The dominant vision of artificial intelligence imagines a future of large-scale autonomous systems outperforming
humans in an increasing range of fields. This “actually existing AI” vision misconstrues intelligence as autonomous
rather than social and relational. It is both unproductive and dangerous, optimizing for artificial metrics of human
replication rather than for systemic augmentation, and tending to concentrate power, resources, and decision-making
in an engineering elite. Alternative visions based on participating in and augmenting human creativity and cooperation
have a long history and underlie many celebrated digital technologies such as personal computers and the internet.
Researchers and funders should redirect focus from centralized autonomous general intelligence to a plurality of
established and emerging approaches that extend cooperative and augmentative traditions as seen in successes such
as Taiwan’s digital democracy project and collective intelligence platforms like Wikipedia.
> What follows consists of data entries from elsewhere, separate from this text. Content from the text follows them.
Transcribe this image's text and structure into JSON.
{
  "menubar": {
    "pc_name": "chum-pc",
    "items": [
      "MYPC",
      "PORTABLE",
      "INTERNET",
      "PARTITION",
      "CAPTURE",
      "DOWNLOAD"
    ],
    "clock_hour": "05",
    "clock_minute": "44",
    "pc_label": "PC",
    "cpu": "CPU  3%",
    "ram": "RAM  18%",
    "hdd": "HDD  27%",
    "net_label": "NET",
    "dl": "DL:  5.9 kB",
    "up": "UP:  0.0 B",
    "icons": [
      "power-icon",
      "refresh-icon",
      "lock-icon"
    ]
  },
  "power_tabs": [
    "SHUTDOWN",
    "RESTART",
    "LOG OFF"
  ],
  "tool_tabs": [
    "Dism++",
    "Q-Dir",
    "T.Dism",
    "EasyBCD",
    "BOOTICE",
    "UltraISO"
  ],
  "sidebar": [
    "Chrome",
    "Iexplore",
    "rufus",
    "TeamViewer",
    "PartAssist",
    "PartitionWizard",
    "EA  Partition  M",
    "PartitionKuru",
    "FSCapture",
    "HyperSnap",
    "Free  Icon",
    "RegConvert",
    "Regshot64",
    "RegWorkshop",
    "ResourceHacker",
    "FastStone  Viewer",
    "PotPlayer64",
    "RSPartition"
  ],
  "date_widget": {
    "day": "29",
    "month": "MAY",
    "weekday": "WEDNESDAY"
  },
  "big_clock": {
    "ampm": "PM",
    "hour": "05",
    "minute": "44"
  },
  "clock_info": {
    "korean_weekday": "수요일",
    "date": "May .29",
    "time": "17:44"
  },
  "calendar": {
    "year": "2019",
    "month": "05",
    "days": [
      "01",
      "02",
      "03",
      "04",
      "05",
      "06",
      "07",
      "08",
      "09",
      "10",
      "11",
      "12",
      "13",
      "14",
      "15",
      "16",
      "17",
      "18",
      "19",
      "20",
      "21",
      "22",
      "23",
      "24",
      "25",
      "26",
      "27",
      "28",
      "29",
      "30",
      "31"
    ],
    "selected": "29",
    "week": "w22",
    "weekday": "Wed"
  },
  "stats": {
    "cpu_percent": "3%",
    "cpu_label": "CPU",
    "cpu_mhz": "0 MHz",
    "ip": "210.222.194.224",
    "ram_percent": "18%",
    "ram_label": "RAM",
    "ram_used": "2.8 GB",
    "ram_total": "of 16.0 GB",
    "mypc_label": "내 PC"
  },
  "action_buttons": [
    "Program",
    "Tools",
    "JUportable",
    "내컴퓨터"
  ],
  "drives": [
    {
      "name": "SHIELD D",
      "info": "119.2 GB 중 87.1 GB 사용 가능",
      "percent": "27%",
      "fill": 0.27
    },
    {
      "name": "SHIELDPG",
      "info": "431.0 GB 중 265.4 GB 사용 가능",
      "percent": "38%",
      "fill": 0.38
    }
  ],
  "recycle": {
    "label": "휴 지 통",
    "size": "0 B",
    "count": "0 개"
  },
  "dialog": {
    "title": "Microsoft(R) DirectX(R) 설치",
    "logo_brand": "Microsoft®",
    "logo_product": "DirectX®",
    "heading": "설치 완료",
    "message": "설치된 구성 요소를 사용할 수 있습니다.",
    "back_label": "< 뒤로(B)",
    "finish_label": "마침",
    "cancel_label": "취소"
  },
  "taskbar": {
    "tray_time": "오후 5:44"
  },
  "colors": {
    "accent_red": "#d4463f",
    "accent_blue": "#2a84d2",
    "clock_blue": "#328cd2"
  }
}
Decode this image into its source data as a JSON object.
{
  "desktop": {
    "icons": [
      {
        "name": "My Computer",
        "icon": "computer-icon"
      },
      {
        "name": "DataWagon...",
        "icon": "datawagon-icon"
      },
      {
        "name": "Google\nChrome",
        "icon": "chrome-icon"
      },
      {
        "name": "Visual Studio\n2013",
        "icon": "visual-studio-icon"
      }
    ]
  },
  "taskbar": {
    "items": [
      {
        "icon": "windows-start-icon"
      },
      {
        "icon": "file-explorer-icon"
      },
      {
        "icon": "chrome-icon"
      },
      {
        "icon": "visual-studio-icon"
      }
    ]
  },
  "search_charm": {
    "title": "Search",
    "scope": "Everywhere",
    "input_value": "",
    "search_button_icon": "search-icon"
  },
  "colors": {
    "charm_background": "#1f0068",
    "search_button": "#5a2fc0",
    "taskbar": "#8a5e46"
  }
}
We conclude with a concrete
set of recommendations and a survey of alternative traditions.
[W]e find everywhere men of mechanical genius, of great general acuteness, and discriminative understanding,
who make no scruple in pronouncing the Automaton—a pure machine, unconnected with human agency in its
movements—and consequently, beyond all comparison, the most astonishing of the inventions of mankind.
—Edgar Allen Poe, Maelzel’s Chess Player (1836)